More about the other influencers:
Mitchell along with some of the other influencers and continuing sharing sponsored content undeterred without even identifying it clearly, which is actually promoting some of the follow-up warnings from the FTC a few months after. As the influencers are known to have a huge number of Instagram followers, so these ads are growing more frequently than what you have thought about it.
- Mitchell, who actually updated the pore strips posts for labeling it as the sponsored endorsement, she has further shared other posts of multiple numbers to violate disclosure laws.
- The weak enforcement of the commission has actually led multiple influencers and brands to just develop that sense of impunity.
- It can even form to be a cost-benefit analysis and people have started making a lot of money from that. There is no such punishment available for breaking this law. So, that is what forcing more influencers to violate the law even more.
The idea behind stealth shilling:
The influencer’s decision to just ignore around two warnings from FTC is not that unusual among them and even among the brands, which trade endorsements quietly for the payments. There are some of the bigger names under the influencer branch, who have done the same like Akon, Snooki, Kylie Jenner, Kim Kardashian and more.
- IG is not quite liable for the users who actually fail to comply with the said FTC laws. Nor, it is going to be held responsible for just policing violations.
- However, the company did actually roll out branded content tool in the year 2017 for increasing transparency, which is otherwise surrounding the business based partnerships over here.
- This tool will help the influencers and brands to draw attention easily to their relationships. For that, they are adding pad partnership with the partner tag at top of the prioritize post list.
Why people still choose not to work according to FTC?
The engagement rates from influencers are now lower whenever the followers know that what they are looking for is associated with the ad. On the social media channel, the entire idea is mainly to provide the followers of the influencers to get a peek into their lives. It is more like creating that authentic and genuine connection between the influencer and follower and nothing will be able to stop buzz more than something like an advertisement.
- The higher the endorsement of the ad is the higher will be its value as well. Again the sponsorships will deal with the influencers with consistent high engagement levels, which can prove to be lucrative.
- The Jenner and Kardashian sisters are known for their stealth shilling and are known to earn around six figures forever sponsored post.
- A survey was made in 2016 of around 350 influencers where it was found out that around 1 in 4 has been instructed by the brands to not disclose the commercial arrangements. However, both these parties are known to have financial incentives to just mislead the consumers and both are the ones to be held accountable.
Lack of any enforcement is the key:
The FTC has already provided a guide of 12 pages on its website along with the FAQ breakdown for the sake of demonstrating acceptable disclosure forms for the currently paid endorsements. Here, the placement and language matters.

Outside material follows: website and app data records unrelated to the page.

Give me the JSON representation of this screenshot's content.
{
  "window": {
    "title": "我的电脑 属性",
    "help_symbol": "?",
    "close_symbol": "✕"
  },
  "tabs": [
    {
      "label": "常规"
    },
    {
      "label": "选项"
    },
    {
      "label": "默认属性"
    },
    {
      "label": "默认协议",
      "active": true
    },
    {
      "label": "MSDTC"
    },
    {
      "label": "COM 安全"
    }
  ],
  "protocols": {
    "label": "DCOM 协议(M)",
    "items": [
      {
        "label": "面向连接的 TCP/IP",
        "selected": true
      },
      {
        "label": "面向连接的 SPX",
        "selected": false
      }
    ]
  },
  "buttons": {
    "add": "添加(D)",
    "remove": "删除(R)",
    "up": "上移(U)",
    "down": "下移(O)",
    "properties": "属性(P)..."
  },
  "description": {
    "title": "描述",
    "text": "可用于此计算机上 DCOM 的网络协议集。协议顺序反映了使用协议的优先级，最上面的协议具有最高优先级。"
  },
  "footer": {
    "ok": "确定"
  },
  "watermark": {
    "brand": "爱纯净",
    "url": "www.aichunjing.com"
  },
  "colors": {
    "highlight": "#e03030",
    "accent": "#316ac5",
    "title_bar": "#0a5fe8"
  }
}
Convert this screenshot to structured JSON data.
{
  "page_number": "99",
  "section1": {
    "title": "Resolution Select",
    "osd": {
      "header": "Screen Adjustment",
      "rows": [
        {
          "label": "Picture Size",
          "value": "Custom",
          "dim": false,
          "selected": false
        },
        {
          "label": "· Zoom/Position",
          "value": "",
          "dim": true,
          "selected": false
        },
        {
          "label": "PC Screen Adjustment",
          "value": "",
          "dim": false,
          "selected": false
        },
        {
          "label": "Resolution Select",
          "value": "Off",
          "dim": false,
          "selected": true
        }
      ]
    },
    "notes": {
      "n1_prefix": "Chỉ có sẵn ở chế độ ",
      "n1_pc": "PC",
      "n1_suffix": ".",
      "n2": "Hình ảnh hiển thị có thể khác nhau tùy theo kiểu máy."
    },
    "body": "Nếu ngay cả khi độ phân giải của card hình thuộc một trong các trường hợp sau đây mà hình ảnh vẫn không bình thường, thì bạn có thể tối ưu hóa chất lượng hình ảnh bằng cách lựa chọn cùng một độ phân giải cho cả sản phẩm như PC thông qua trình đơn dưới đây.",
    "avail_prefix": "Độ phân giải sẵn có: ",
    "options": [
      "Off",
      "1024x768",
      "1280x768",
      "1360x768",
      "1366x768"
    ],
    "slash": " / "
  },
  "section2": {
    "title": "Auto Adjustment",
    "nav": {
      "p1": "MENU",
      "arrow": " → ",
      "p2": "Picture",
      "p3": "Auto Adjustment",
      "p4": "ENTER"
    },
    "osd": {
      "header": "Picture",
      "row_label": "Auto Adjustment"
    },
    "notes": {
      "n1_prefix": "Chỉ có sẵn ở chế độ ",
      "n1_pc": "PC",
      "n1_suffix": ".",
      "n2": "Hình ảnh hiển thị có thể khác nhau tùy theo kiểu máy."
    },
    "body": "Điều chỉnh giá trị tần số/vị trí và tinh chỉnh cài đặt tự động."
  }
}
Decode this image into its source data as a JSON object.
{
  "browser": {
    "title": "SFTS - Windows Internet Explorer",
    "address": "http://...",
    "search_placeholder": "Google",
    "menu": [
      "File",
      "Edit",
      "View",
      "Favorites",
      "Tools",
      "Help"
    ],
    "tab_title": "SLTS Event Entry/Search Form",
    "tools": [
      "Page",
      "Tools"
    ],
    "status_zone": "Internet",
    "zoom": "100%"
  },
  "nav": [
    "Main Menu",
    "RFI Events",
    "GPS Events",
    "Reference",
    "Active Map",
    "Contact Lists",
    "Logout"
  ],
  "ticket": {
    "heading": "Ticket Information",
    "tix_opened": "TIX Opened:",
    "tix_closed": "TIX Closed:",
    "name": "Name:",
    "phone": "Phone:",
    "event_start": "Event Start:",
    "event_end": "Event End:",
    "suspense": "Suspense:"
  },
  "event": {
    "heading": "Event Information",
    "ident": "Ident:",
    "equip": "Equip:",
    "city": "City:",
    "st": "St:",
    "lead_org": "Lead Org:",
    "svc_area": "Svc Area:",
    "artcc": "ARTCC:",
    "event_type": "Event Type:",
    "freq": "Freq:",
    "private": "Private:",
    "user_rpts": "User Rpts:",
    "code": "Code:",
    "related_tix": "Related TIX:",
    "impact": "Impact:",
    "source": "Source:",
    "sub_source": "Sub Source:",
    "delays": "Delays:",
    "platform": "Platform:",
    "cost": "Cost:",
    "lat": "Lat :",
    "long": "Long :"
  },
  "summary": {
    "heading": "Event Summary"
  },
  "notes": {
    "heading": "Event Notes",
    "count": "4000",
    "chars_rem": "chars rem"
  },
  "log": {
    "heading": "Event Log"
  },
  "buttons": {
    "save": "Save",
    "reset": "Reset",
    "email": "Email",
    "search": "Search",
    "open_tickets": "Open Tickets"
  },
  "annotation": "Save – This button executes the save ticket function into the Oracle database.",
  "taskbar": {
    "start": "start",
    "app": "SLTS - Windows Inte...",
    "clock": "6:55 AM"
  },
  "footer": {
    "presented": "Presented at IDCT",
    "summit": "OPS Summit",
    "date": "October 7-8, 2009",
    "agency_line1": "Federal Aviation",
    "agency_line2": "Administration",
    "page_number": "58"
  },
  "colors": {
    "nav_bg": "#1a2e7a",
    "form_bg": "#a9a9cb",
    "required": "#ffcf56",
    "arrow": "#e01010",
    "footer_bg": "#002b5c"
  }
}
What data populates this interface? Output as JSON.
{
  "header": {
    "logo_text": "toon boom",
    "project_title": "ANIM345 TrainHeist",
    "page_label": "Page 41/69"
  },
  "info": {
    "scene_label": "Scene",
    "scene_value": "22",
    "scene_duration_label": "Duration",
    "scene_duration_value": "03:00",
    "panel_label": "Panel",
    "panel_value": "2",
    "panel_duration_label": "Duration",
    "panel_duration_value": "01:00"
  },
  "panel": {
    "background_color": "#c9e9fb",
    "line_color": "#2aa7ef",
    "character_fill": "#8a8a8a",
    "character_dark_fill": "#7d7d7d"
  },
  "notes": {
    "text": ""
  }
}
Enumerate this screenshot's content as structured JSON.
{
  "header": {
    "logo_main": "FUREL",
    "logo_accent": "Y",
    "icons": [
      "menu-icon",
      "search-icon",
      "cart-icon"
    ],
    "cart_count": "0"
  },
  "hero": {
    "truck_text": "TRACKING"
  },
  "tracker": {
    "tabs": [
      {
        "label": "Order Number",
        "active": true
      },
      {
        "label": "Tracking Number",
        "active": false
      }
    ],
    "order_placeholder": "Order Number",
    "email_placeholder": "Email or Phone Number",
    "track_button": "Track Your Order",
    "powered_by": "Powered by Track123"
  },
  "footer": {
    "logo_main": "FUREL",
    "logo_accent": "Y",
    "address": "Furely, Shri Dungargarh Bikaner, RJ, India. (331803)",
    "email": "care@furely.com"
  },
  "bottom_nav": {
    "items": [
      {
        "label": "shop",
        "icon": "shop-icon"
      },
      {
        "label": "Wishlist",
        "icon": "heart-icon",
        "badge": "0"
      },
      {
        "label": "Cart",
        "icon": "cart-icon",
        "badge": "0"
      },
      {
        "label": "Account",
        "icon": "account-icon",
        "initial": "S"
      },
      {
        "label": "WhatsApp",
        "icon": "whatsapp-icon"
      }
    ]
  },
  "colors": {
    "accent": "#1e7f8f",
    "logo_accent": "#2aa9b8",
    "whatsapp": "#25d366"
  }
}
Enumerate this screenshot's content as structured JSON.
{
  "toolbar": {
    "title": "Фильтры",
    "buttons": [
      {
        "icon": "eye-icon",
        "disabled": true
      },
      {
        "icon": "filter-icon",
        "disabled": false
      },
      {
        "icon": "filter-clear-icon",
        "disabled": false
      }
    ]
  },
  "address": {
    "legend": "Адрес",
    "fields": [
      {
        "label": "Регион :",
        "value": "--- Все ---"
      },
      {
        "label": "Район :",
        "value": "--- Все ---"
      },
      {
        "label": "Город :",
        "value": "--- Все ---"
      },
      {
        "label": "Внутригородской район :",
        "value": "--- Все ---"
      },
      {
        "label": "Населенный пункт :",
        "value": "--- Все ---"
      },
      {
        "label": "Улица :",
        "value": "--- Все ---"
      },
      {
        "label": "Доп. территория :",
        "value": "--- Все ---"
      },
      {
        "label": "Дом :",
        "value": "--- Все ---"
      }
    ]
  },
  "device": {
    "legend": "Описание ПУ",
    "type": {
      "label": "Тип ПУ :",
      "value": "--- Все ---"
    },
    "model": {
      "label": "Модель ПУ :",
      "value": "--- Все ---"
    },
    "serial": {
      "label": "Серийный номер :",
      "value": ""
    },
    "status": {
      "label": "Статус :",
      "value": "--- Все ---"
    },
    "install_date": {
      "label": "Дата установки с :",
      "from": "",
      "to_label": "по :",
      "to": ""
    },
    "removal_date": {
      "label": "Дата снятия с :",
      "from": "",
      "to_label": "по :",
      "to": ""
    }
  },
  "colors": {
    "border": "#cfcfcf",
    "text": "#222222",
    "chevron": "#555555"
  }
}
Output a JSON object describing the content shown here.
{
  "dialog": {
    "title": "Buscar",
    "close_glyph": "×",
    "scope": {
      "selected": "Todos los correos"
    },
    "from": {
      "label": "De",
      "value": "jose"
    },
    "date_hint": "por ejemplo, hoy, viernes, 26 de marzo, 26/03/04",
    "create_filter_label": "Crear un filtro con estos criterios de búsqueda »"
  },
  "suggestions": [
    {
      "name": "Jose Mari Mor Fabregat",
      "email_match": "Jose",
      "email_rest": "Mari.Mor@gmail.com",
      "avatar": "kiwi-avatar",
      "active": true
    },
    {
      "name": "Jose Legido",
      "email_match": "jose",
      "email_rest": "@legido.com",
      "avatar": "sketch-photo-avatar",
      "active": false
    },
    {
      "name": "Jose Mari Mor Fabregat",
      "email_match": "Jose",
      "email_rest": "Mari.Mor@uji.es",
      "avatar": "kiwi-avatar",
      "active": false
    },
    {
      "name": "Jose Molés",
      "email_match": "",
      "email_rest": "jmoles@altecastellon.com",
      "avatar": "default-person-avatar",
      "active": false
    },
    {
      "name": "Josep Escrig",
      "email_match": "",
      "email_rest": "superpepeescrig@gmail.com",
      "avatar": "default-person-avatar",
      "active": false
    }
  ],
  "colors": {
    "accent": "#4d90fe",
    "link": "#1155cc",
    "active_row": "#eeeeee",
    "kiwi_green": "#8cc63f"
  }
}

- Starting any IG caption with the hashtag or using the branded content tool of Instagram when needed is enough. Just tucking in the partner or ambassador at the end is not proper as it will not clearly explain that the poster received payment in exchange for the endorsement or not.
- Each influencer who was put on notice in 2017 by TFC received a copy of that disclosure guide. Yet, after that of Lindsay Lohan, those who got follow-up warnings later have continued to engage in some of the deceptive marketing practices.
- The nonprofit tracked the IG pages of around 21 repeat offenders between May 2017 and December 2018and came across around 1400 examples of posts which are skirting FTC laws, even more.
- Later, TINA filed one formal complaint earlier this month, which will be turning findings over to the commission and just asking for any strict action to take and get this situation under control. Yet, it has not received a reply.
Instagram is one platform for growing business and the influencers are well-aware of that. But being honest to the followers will help them in their own ways to grow the follower’s base and also establish a good relationship with them based on trust.